by Rafe Arnott
You kind of had to stand there for a second to take it all in… the colors, the fit, and finish, the unique shapes, and then there was the sound.
Once your eyes took a moment to become fully saturated with the visuals that the striking blue, and black Wilson Benesch Evolution P1 ‘Ettore’ loudspeakers ($40,000 USD) had hit them with, the Thales TTT Compact II turntable ($14,500 USD) caught them, and then the Ypsilon Phaethon Integrated amp ($25,000 USD), VPS-100 valve phono stage ($26,000 USD), and MC26L Step-Up Transformer ($6,200 USD) in the Finite Elemente Pagode APS rack ($8,970 USD) snatched them away again. This was an absolutely gorgeous looking, and sounding system that was hard to leave once it had your ears hooked into the deep groove that the Ikeda Kai MC cartridge ($8,500 USD) was pulling from the vinyl of every LP that was spinning. Luke Milnes of Wilson Benesch was showing off the company’s Torus + Amp, a subwoofer ($12,500 USD) unlike any other that I’ve heard or seen, and one that was exceptionally coherent in its linearity, merging seamlessly with the generous lower mids being produced the Ettore.
From the Wilson Benesch website:
The Torus places an 18” light-weight, super-stiff, multi-axial Carbon Fibre cone at the end of a phenomenally powerful push-pull motor. Unlike a common subwoofer that relies upon a high hysteresis suspension to reset the cone to zero, the cone position in the Torus is dictated at all times by electromagnetism. The result is low frequency sound with absolute precision and integration across the frequency range.

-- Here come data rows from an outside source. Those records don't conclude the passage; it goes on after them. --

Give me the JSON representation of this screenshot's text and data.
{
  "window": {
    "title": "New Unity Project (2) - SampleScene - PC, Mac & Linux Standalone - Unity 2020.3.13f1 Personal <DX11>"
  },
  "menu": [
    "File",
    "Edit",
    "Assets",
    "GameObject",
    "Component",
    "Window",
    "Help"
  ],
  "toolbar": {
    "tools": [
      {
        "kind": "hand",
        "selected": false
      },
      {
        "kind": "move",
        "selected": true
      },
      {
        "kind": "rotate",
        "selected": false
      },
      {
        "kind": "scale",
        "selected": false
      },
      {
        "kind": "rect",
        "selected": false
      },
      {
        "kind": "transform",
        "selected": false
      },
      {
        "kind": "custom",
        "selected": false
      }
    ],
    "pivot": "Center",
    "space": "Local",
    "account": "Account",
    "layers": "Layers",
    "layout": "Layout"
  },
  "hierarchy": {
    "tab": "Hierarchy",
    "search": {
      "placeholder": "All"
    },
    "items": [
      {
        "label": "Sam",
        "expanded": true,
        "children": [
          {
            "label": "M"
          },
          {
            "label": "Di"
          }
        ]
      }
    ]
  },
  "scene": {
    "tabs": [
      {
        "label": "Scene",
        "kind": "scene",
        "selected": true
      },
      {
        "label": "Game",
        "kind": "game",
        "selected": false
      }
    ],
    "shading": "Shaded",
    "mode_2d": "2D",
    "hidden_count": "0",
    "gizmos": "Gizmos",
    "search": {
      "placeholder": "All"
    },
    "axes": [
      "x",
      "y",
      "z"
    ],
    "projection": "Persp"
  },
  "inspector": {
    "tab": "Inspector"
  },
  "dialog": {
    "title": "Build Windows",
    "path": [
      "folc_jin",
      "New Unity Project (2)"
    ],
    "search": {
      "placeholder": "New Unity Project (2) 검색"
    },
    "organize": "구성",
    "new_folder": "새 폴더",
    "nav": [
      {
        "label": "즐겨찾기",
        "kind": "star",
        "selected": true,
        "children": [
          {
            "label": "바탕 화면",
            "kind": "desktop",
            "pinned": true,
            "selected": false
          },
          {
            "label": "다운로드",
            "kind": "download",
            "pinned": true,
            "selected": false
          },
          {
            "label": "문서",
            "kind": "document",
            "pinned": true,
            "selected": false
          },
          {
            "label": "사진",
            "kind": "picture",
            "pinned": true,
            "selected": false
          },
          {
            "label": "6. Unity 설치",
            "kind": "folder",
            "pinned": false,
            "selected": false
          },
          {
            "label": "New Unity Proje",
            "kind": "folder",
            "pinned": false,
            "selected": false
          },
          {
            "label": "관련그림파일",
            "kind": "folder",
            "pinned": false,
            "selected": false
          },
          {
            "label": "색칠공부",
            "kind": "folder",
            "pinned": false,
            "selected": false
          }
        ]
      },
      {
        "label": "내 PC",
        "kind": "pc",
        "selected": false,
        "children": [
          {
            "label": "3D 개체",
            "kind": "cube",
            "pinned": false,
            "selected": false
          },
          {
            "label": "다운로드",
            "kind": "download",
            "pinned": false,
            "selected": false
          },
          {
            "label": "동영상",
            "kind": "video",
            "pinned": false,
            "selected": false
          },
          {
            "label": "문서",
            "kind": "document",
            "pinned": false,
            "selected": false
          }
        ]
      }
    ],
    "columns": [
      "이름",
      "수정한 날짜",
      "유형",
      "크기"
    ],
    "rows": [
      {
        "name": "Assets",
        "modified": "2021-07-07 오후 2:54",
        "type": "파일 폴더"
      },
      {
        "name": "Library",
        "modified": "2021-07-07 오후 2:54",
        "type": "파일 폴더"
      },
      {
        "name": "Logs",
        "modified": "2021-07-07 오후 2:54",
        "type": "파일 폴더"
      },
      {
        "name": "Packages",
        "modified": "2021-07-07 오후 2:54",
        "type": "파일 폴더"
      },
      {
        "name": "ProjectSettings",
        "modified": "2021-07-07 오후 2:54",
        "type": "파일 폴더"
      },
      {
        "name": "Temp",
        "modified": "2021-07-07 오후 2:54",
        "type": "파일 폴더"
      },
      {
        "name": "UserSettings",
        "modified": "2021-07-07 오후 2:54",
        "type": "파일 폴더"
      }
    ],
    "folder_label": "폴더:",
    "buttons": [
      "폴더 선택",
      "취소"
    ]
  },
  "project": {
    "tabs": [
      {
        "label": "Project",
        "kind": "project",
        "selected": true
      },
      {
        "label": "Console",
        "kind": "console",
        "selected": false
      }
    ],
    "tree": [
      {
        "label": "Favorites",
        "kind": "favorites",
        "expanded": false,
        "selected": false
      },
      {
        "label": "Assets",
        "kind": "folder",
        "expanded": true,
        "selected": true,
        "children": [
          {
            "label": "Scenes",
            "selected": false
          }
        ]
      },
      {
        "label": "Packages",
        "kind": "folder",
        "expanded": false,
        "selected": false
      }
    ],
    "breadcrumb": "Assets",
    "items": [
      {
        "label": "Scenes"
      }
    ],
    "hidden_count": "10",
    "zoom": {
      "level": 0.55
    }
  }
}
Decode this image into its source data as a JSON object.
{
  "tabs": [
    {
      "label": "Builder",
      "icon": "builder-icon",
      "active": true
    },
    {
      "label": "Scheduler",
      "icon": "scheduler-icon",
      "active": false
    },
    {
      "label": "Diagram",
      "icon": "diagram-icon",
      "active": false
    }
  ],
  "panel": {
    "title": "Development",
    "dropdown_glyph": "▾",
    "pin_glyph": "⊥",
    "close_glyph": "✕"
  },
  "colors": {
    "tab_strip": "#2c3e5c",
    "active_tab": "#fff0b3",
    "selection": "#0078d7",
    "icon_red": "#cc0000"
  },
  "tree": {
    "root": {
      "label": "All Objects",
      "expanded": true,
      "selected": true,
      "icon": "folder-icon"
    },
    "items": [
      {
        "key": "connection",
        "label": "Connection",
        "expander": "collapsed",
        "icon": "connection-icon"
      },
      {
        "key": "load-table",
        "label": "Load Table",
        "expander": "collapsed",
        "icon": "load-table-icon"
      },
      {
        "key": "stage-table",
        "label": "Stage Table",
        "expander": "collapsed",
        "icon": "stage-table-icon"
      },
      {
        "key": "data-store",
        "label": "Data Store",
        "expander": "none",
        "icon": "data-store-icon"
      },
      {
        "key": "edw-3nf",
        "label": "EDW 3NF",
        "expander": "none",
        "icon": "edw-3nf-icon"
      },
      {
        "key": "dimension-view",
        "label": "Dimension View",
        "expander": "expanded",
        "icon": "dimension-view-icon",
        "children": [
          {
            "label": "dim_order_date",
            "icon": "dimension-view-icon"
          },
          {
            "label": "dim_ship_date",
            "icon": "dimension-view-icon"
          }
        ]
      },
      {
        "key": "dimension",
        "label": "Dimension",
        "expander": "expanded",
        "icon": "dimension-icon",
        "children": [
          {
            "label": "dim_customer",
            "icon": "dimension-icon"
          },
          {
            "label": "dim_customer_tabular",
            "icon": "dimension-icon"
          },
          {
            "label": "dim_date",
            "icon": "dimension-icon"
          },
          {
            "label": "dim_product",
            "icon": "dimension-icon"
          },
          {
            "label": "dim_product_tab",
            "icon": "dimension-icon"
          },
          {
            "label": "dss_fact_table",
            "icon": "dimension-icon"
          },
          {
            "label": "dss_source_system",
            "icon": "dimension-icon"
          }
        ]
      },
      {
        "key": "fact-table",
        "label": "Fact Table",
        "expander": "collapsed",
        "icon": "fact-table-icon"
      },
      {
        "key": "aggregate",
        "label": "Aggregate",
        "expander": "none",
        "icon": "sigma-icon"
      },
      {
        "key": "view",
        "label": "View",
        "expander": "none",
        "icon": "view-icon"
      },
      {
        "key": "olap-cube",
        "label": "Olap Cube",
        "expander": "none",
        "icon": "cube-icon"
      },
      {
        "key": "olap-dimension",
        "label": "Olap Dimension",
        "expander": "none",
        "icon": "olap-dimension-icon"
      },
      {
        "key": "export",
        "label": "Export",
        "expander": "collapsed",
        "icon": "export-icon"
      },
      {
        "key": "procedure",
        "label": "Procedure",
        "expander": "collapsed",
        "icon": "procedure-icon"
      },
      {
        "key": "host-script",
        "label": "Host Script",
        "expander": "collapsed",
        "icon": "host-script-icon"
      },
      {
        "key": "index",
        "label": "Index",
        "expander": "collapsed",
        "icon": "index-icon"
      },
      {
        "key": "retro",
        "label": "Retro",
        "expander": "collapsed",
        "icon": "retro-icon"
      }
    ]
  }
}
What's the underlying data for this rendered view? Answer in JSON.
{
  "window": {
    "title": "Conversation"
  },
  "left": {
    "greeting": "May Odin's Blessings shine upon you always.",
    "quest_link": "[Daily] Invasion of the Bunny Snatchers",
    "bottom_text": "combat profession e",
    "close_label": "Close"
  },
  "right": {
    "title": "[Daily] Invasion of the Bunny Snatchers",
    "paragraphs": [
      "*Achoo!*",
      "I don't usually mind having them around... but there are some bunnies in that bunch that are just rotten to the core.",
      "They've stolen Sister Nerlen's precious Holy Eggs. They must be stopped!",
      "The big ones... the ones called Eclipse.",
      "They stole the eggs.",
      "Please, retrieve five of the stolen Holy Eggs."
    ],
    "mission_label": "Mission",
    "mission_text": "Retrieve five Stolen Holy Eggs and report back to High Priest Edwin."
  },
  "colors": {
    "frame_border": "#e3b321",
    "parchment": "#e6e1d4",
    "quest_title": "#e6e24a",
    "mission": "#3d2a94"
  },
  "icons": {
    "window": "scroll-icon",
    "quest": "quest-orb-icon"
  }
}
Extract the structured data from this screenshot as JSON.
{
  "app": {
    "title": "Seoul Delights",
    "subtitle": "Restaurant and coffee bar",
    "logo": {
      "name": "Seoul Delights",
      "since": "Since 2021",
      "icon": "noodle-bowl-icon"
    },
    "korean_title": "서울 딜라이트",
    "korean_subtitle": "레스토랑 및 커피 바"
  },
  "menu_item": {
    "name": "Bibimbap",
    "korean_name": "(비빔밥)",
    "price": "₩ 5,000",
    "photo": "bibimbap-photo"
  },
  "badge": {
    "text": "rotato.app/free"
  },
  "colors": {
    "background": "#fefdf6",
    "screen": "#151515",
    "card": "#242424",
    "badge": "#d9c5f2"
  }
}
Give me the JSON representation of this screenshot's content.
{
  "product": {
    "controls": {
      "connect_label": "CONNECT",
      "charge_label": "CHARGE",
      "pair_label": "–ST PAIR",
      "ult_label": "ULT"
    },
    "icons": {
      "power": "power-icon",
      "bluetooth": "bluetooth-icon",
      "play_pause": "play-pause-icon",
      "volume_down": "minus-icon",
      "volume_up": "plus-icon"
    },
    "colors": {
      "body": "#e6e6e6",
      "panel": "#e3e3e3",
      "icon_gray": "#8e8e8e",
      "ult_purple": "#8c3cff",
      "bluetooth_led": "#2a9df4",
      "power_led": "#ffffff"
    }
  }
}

The Ikeda Kai is a favorite cartridge of mine as it is one of the most transparent low output moving coil cartridges I’ve heard regardless of the tonearm or ‘table it’s paired with. This system was putting out a moving, and emotionally engaging sound that showed off true component synergy.